» **Task to carry out**
The records follow. Filter them to the lines that hold "icon".

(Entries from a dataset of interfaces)
*** Block opens ***

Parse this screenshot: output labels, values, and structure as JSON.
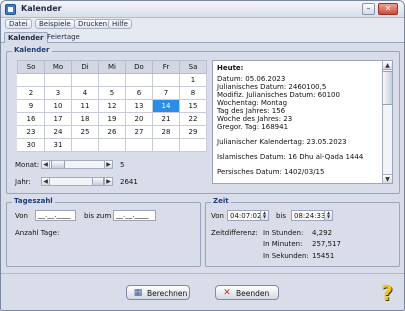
{
  "window": {
    "title": "Kalender",
    "icon": "calendar-app-icon",
    "min_glyph": "–",
    "close_glyph": "✕"
  },
  "menu": [
    "Datei",
    "Beispiele",
    "Drucken",
    "Hilfe"
  ],
  "tabs": [
    "Kalender",
    "Feiertage"
  ],
  "kalender": {
    "group_label": "Kalender",
    "weekdays": [
      "So",
      "Mo",
      "Di",
      "Mi",
      "Do",
      "Fr",
      "Sa"
    ],
    "weeks": [
      [
        "",
        "",
        "",
        "",
        "",
        "",
        "1"
      ],
      [
        "2",
        "3",
        "4",
        "5",
        "6",
        "7",
        "8"
      ],
      [
        "9",
        "10",
        "11",
        "12",
        "13",
        "14",
        "15"
      ],
      [
        "16",
        "17",
        "18",
        "19",
        "20",
        "21",
        "22"
      ],
      [
        "23",
        "24",
        "25",
        "26",
        "27",
        "28",
        "29"
      ],
      [
        "30",
        "31",
        "",
        "",
        "",
        "",
        ""
      ]
    ],
    "selected_day": "14",
    "selected_color": "#2c8de8",
    "monat_label": "Monat:",
    "monat_value": "5",
    "jahr_label": "Jahr:",
    "jahr_value": "2641"
  },
  "info": {
    "heading": "Heute:",
    "lines": [
      "Datum: 05.06.2023",
      "Julianisches Datum: 2460100,5",
      "Modifiz. Julianisches Datum: 60100",
      "Wochentag: Montag",
      "Tag des Jahres: 156",
      "Woche des Jahres: 23",
      "Gregor. Tag: 168941"
    ],
    "julian_calendar": "Julianischer Kalendertag: 23.05.2023",
    "islamic": "Islamisches Datum: 16 Dhu al-Qada 1444",
    "persian": "Persisches Datum: 1402/03/15"
  },
  "tagesanzahl": {
    "group_label": "Tageszahl",
    "von_label": "Von",
    "von_value": "__.__.____",
    "bis_label": "bis zum",
    "bis_value": "__.__.____",
    "anzahl_label": "Anzahl Tage:"
  },
  "zeit": {
    "group_label": "Zeit",
    "von_label": "Von",
    "von_value": "04:07:02",
    "bis_label": "bis",
    "bis_value": "08:24:33",
    "diff_label": "Zeitdifferenz:",
    "stunden_label": "In Stunden:",
    "stunden_value": "4,292",
    "minuten_label": "In Minuten:",
    "minuten_value": "257,517",
    "sekunden_label": "In Sekunden:",
    "sekunden_value": "15451"
  },
  "buttons": {
    "berechnen": "Berechnen",
    "berechnen_icon": "calculator-icon",
    "beenden": "Beenden",
    "beenden_icon": "red-x-icon",
    "help_glyph": "?",
    "help_icon": "help-question-icon"
  }
}
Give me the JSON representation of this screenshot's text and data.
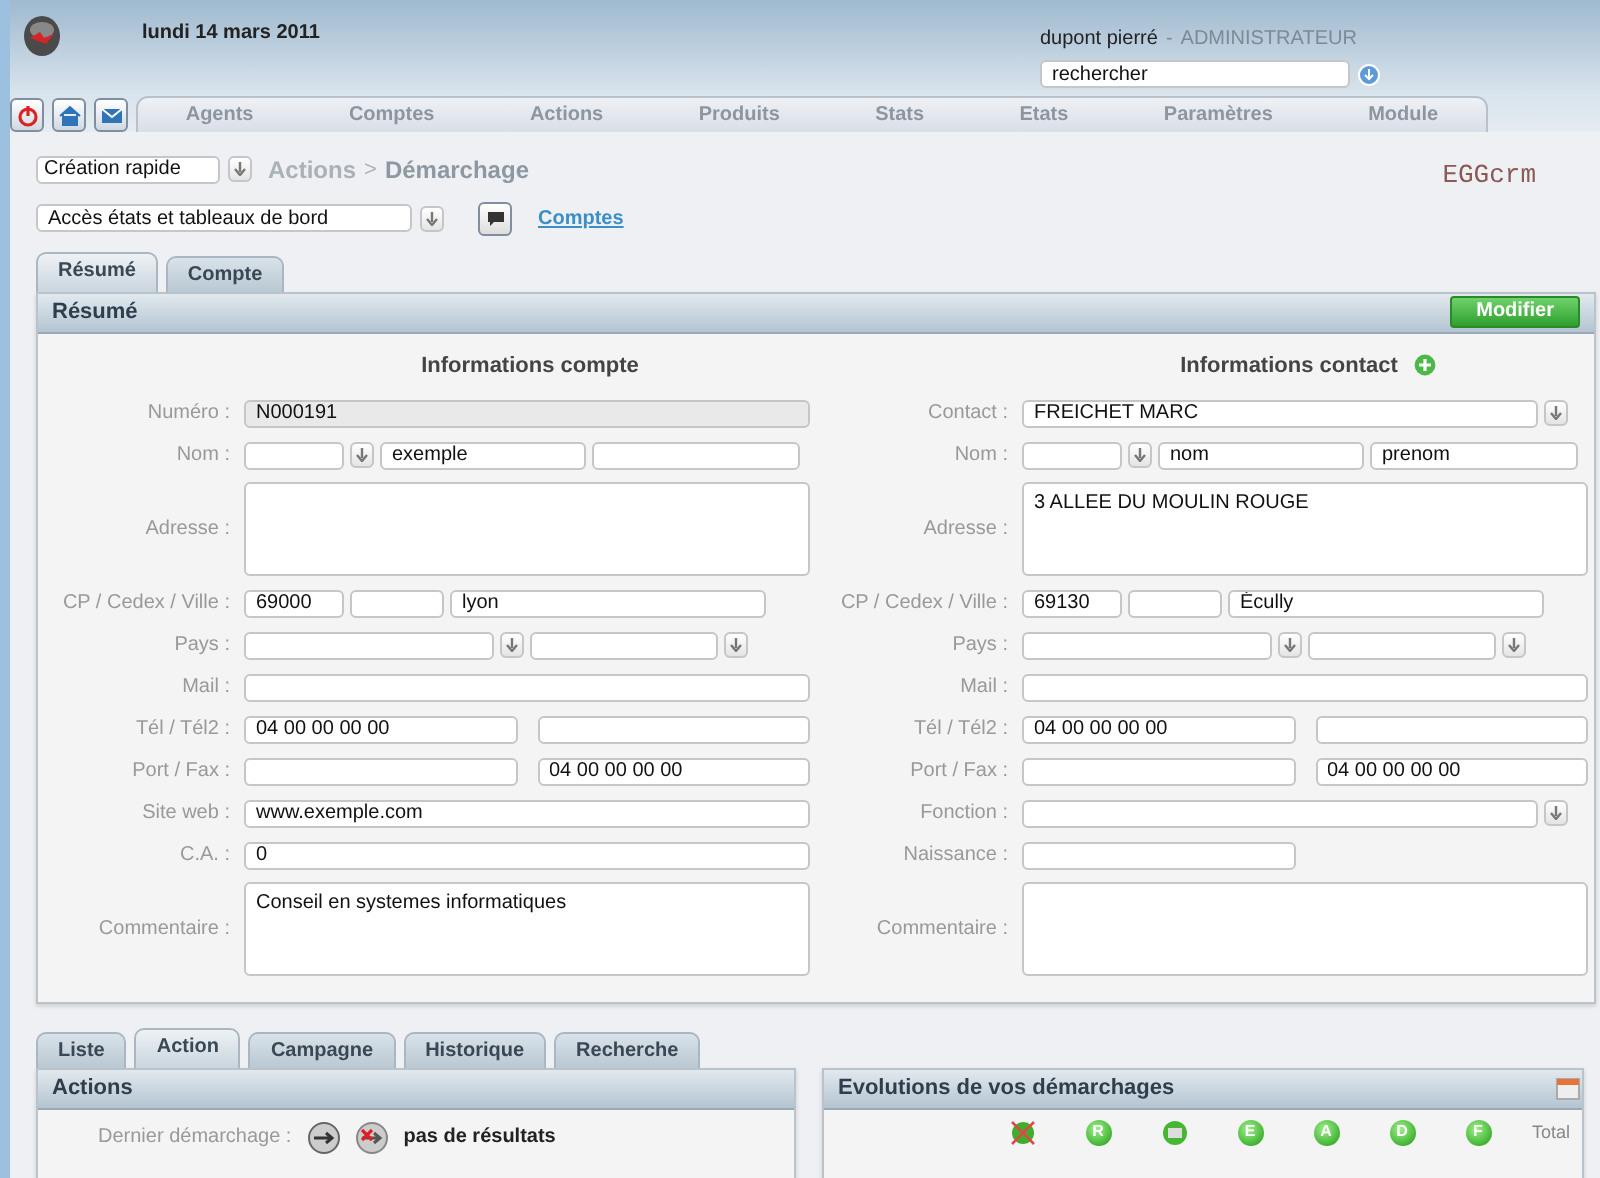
{
  "header": {
    "date": "lundi 14 mars 2011",
    "user": "dupont pierré",
    "separator": "-",
    "role": "ADMINISTRATEUR",
    "search": {
      "value": "rechercher"
    }
  },
  "nav": [
    "Agents",
    "Comptes",
    "Actions",
    "Produits",
    "Stats",
    "Etats",
    "Paramètres",
    "Module"
  ],
  "quick_create": {
    "value": "Création rapide"
  },
  "breadcrumb": {
    "parent": "Actions",
    "separator": ">",
    "current": "Démarchage"
  },
  "brand": "EGGcrm",
  "report_select": {
    "value": "Accès états et tableaux de bord"
  },
  "link": "Comptes",
  "tabs": [
    {
      "label": "Résumé",
      "selected": true
    },
    {
      "label": "Compte",
      "selected": false
    }
  ],
  "panel": {
    "title": "Résumé",
    "button": "Modifier",
    "account": {
      "title": "Informations compte",
      "rows": [
        {
          "label": "Numéro :",
          "kind": "full",
          "fields": [
            {
              "kind": "readonly",
              "value": "N000191"
            }
          ]
        },
        {
          "label": "Nom :",
          "kind": "title_pair",
          "fields": [
            {
              "kind": "select"
            },
            {
              "kind": "text",
              "value": "exemple"
            },
            {
              "kind": "text"
            }
          ]
        },
        {
          "label": "Adresse :",
          "kind": "full",
          "fields": [
            {
              "kind": "area"
            }
          ]
        },
        {
          "label": "CP / Cedex / Ville :",
          "kind": "city",
          "fields": [
            {
              "kind": "text",
              "value": "69000"
            },
            {
              "kind": "text"
            },
            {
              "kind": "text",
              "value": "lyon"
            }
          ]
        },
        {
          "label": "Pays :",
          "kind": "country",
          "fields": [
            {
              "kind": "select"
            },
            {
              "kind": "select"
            }
          ]
        },
        {
          "label": "Mail :",
          "kind": "full",
          "fields": [
            {
              "kind": "text"
            }
          ]
        },
        {
          "label": "Tél / Tél2 :",
          "kind": "pair",
          "fields": [
            {
              "kind": "text",
              "value": "04 00 00 00 00"
            },
            {
              "kind": "text"
            }
          ]
        },
        {
          "label": "Port / Fax :",
          "kind": "pair",
          "fields": [
            {
              "kind": "text"
            },
            {
              "kind": "text",
              "value": "04 00 00 00 00"
            }
          ]
        },
        {
          "label": "Site web :",
          "kind": "full",
          "fields": [
            {
              "kind": "text",
              "value": "www.exemple.com"
            }
          ]
        },
        {
          "label": "C.A. :",
          "kind": "full",
          "fields": [
            {
              "kind": "text",
              "value": "0"
            }
          ]
        },
        {
          "label": "Commentaire :",
          "kind": "full",
          "fields": [
            {
              "kind": "area",
              "value": "Conseil en systemes informatiques"
            }
          ]
        }
      ]
    },
    "contact": {
      "title": "Informations contact",
      "rows": [
        {
          "label": "Contact :",
          "kind": "full",
          "fields": [
            {
              "kind": "select",
              "value": "FREICHET MARC"
            }
          ]
        },
        {
          "label": "Nom :",
          "kind": "title_pair",
          "fields": [
            {
              "kind": "select"
            },
            {
              "kind": "text",
              "value": "nom"
            },
            {
              "kind": "text",
              "value": "prenom"
            }
          ]
        },
        {
          "label": "Adresse :",
          "kind": "full",
          "fields": [
            {
              "kind": "area",
              "value": "3 ALLEE DU MOULIN ROUGE"
            }
          ]
        },
        {
          "label": "CP / Cedex / Ville :",
          "kind": "city",
          "fields": [
            {
              "kind": "text",
              "value": "69130"
            },
            {
              "kind": "text"
            },
            {
              "kind": "text",
              "value": "Écully"
            }
          ]
        },
        {
          "label": "Pays :",
          "kind": "country",
          "fields": [
            {
              "kind": "select"
            },
            {
              "kind": "select"
            }
          ]
        },
        {
          "label": "Mail :",
          "kind": "full",
          "fields": [
            {
              "kind": "text"
            }
          ]
        },
        {
          "label": "Tél / Tél2 :",
          "kind": "pair",
          "fields": [
            {
              "kind": "text",
              "value": "04 00 00 00 00"
            },
            {
              "kind": "text"
            }
          ]
        },
        {
          "label": "Port / Fax :",
          "kind": "pair",
          "fields": [
            {
              "kind": "text"
            },
            {
              "kind": "text",
              "value": "04 00 00 00 00"
            }
          ]
        },
        {
          "label": "Fonction :",
          "kind": "full",
          "fields": [
            {
              "kind": "select"
            }
          ]
        },
        {
          "label": "Naissance :",
          "kind": "half",
          "fields": [
            {
              "kind": "text"
            }
          ]
        },
        {
          "label": "Commentaire :",
          "kind": "full",
          "fields": [
            {
              "kind": "area"
            }
          ]
        }
      ]
    }
  },
  "bottom_tabs": [
    {
      "label": "Liste",
      "selected": false
    },
    {
      "label": "Action",
      "selected": true
    },
    {
      "label": "Campagne",
      "selected": false
    },
    {
      "label": "Historique",
      "selected": false
    },
    {
      "label": "Recherche",
      "selected": false
    }
  ],
  "actions": {
    "title": "Actions",
    "label": "Dernier démarchage :",
    "result": "pas de résultats"
  },
  "evolution": {
    "title": "Evolutions de vos démarchages",
    "columns": [
      {
        "kind": "cancel"
      },
      {
        "kind": "letter",
        "label": "R"
      },
      {
        "kind": "print"
      },
      {
        "kind": "letter",
        "label": "E"
      },
      {
        "kind": "letter",
        "label": "A"
      },
      {
        "kind": "letter",
        "label": "D"
      },
      {
        "kind": "letter",
        "label": "F"
      }
    ],
    "total": "Total"
  }
}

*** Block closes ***

» **Response to this task**
    "icon": "calendar-app-icon",
    "berechnen_icon": "calculator-icon",
    "beenden_icon": "red-x-icon",
    "help_icon": "help-question-icon"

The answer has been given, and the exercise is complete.